(Data about app and page elements)
____________
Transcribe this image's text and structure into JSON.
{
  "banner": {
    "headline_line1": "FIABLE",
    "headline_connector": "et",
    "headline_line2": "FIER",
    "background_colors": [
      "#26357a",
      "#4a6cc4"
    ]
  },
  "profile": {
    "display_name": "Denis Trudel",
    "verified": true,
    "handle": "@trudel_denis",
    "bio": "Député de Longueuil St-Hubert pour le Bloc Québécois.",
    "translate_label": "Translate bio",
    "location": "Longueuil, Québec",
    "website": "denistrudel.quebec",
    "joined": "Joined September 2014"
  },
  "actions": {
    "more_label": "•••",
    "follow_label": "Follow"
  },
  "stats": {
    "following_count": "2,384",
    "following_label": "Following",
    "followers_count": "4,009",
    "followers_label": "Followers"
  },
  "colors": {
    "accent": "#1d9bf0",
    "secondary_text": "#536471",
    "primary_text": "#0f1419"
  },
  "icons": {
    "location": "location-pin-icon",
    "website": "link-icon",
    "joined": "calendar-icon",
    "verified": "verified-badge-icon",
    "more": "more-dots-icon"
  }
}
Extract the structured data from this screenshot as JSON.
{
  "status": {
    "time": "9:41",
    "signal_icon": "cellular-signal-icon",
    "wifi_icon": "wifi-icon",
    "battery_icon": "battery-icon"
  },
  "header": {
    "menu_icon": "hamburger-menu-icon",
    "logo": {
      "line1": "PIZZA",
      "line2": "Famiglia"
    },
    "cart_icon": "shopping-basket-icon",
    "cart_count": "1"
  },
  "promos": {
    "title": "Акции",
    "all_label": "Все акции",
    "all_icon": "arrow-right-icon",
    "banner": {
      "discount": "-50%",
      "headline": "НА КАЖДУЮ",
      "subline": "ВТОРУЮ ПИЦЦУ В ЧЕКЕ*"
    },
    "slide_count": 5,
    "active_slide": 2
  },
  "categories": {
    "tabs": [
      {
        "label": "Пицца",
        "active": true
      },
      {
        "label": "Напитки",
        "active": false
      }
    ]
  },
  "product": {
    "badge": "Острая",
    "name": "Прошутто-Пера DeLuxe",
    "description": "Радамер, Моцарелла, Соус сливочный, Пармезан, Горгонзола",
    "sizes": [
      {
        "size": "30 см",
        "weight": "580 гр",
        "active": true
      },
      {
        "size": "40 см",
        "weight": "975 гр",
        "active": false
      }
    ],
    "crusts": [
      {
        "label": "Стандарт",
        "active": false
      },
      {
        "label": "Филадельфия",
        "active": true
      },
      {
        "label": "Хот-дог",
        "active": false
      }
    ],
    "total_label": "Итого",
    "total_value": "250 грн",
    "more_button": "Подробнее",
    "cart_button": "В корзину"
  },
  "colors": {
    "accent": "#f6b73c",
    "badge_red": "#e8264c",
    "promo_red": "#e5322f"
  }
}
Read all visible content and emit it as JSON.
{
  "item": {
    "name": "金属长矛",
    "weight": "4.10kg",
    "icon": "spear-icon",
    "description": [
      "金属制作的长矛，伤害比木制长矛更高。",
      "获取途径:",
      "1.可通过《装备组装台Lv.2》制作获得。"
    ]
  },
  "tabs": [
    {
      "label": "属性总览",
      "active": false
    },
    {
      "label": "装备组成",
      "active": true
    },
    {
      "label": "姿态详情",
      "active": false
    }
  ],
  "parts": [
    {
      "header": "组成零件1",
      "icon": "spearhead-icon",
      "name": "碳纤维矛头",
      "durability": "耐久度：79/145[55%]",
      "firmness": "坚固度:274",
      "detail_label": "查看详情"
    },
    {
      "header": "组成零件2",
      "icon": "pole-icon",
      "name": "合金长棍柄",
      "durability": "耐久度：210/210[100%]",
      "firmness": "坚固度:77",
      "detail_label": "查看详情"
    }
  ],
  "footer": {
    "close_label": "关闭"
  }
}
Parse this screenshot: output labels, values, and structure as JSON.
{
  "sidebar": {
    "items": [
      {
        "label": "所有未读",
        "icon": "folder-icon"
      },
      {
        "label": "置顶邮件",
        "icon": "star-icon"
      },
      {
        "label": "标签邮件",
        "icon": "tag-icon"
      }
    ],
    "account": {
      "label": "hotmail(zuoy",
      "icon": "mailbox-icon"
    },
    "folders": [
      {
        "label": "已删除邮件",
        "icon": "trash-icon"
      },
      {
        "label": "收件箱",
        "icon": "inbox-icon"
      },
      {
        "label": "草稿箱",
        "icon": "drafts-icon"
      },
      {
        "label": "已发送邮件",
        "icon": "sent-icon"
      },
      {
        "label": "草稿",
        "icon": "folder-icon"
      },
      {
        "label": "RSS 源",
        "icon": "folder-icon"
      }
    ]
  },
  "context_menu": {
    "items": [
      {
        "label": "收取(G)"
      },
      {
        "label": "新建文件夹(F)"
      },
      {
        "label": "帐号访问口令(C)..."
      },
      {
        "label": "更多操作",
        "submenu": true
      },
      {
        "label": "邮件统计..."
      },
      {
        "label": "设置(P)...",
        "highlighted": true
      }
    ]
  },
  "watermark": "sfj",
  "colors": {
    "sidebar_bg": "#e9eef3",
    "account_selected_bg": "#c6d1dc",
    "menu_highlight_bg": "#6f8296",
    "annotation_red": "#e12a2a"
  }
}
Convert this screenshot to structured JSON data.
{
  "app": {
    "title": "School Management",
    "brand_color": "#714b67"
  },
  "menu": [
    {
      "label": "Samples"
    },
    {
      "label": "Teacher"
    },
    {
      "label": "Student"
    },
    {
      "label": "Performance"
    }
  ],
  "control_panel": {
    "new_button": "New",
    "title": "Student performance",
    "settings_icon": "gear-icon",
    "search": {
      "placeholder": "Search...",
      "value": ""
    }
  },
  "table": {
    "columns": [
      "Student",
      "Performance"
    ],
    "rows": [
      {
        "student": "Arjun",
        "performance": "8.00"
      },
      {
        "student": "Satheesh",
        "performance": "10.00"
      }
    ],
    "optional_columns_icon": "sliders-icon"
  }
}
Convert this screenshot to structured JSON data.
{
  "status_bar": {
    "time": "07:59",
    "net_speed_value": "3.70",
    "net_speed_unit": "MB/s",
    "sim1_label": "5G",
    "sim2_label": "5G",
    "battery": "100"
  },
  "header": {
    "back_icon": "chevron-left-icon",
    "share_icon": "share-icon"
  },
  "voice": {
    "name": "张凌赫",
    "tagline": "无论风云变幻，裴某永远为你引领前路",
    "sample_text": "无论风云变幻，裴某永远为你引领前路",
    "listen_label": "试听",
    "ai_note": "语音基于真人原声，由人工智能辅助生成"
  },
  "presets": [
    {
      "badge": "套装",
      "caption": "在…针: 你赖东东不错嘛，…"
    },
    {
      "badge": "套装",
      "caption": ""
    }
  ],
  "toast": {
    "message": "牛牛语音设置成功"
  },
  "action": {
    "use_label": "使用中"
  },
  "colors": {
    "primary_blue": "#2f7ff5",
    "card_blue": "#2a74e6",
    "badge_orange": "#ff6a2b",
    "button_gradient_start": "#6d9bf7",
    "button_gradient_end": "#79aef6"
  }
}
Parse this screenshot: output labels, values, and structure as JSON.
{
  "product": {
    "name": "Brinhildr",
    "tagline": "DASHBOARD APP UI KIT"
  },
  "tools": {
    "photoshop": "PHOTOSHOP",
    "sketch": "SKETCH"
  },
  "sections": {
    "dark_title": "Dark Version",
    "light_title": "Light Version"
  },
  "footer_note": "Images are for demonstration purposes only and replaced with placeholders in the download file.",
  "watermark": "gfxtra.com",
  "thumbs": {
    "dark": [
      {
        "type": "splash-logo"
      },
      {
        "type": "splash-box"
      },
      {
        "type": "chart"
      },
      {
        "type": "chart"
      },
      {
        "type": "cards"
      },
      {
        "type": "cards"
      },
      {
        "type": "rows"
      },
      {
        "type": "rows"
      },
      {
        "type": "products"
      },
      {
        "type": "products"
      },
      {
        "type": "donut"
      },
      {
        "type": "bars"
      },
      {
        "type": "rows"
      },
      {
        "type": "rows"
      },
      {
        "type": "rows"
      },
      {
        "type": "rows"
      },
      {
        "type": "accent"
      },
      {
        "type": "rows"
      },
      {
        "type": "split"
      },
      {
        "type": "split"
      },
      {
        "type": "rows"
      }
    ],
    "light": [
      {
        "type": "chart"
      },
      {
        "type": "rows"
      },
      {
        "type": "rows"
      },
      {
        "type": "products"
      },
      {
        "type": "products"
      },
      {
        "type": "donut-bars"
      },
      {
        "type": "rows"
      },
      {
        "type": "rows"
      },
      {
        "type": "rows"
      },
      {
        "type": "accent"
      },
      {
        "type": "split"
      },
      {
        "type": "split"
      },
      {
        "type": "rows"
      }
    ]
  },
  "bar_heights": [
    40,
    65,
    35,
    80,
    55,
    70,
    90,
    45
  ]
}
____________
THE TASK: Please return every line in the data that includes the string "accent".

EXPECTED ANSWER:
    "accent": "#1d9bf0",
    "accent": "#f6b73c",
        "type": "accent"
        "type": "accent"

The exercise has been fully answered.